In just 96 pages, this short work packs a powerful punch – providing a clear window into the longstanding challenge faced by population activists: the battle between “individual acts of consumption and the amount of actual consumers.” Echoing what NPG has long held, Shragg explains: “We have focused most of our attention on… conservation and technology while our numbers have been spinning out of control.” In her trademark style – which is succinct, factual, and eloquent – Shragg proclaims: “It is time to eliminate the taboo of talking about the human numbers side of the equation.”
The book’s title highlights the frequent problem with focusing only on environmental challenges and resource consumption rates. Shragg notes: “Most activism is focused downstream… on symptoms. Upstream acts focus on the causes of problems. …Activists who ignore the realities of overpopulation in their discourse will perpetually struggle downstream.”
The piece is full of solid data, demonstrating the clear and present danger of today’s population growth. After explaining that “we add one million passengers to our planet every 4.5 days,” Shragg points out that a sustainable human population for the planet “is billions below our current [7.3] billion.” This massive overpopulation is only getting worse – which is why we must act now to slow, halt, and eventually reverse that growth! The book explains: “The longer we delay action, the less desirable our options become.”

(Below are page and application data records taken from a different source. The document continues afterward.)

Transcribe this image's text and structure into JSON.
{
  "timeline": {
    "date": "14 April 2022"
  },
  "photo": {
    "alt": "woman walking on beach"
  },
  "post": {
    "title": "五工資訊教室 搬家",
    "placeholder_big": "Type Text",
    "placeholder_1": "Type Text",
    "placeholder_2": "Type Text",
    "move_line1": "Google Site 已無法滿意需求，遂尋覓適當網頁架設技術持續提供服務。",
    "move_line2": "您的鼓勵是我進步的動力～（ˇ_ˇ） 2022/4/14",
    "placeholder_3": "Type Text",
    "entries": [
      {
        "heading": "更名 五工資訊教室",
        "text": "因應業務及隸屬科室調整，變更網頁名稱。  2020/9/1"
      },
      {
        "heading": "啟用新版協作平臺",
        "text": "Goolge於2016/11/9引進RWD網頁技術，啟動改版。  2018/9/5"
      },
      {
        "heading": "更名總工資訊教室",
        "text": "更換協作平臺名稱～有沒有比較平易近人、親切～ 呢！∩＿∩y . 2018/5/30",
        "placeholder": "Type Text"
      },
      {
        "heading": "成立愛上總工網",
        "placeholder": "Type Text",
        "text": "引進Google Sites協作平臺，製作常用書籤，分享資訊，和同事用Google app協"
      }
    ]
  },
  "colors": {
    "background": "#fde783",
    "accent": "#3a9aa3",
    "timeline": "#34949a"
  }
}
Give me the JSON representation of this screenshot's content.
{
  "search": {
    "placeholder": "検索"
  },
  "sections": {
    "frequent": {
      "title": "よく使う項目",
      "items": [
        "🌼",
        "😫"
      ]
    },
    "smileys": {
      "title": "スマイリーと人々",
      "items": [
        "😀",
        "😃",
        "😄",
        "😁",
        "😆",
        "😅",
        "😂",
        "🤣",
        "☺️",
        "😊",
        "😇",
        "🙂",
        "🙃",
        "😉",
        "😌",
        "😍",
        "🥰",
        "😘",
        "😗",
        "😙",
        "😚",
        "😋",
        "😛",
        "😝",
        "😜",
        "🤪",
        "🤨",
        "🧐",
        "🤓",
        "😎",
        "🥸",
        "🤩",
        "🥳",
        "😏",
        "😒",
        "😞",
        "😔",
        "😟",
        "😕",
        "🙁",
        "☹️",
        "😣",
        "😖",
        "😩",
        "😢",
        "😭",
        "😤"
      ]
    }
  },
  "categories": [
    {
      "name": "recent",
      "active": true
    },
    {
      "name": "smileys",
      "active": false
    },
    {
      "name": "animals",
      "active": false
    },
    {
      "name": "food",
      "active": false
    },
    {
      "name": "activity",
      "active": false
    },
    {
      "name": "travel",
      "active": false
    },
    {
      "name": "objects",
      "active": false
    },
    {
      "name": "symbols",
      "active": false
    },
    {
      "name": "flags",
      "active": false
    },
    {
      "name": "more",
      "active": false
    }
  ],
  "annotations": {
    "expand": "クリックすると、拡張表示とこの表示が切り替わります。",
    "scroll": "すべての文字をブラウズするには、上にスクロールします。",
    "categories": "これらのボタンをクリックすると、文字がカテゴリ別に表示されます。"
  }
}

Shragg’s slim book manages to cover almost every element of the activism spectrum, including: conservation, social justice, feminism, clergy, “smart” growth initiatives, politicians, non-renewable natural resource scarcity, national population policies, consumption rates, poverty, immigration, contraception, fracking and fossil fuel production, biodiversity, climate change, world peace, media coverage, art and culture, and “sustainable” or “green” technology. Shragg boldly lists specific organizations by name, highlighting their strengths as well as their shortcomings (or, more aptly, their “blinders”) when it comes to the population issue.
Convenient, easy-to-read, and fact-filled, Move Upstream is a reliable resource on today’s population challenges. The book offers an accurate road map on how – in each area of activism and personal interest – one can introduce the issue of overpopulation, and demonstrate how it is clearly linked to the cause at hand. Shragg uses her decades of experience not just to identify problems, but also to expertly propose viable solutions in the fight for our planet’s future.
World population, now over 7.3 billion, is predicted to rise to 9 billion by 2050, an increase of almost two billion, or 23%, in the short space of only 34 years from now.In the highly unlikely event that per capita greenhouse gas emissions could possibly be decreased by an equal percentage in such a short space of time (a blink of an eye) the total amount of worldwide emission would remain the same!
From this simple illustration it would appear that without drastically reducing the size of world population, there is no solution to the problem.None at all.So then why do our world leaders pretend that there is one?What is to be gained by pretending rather than by proposing a solution that would solve the problem – a reduction in the size of world population to not more than 1- 2 billion?
Latest posts by NPG (see all)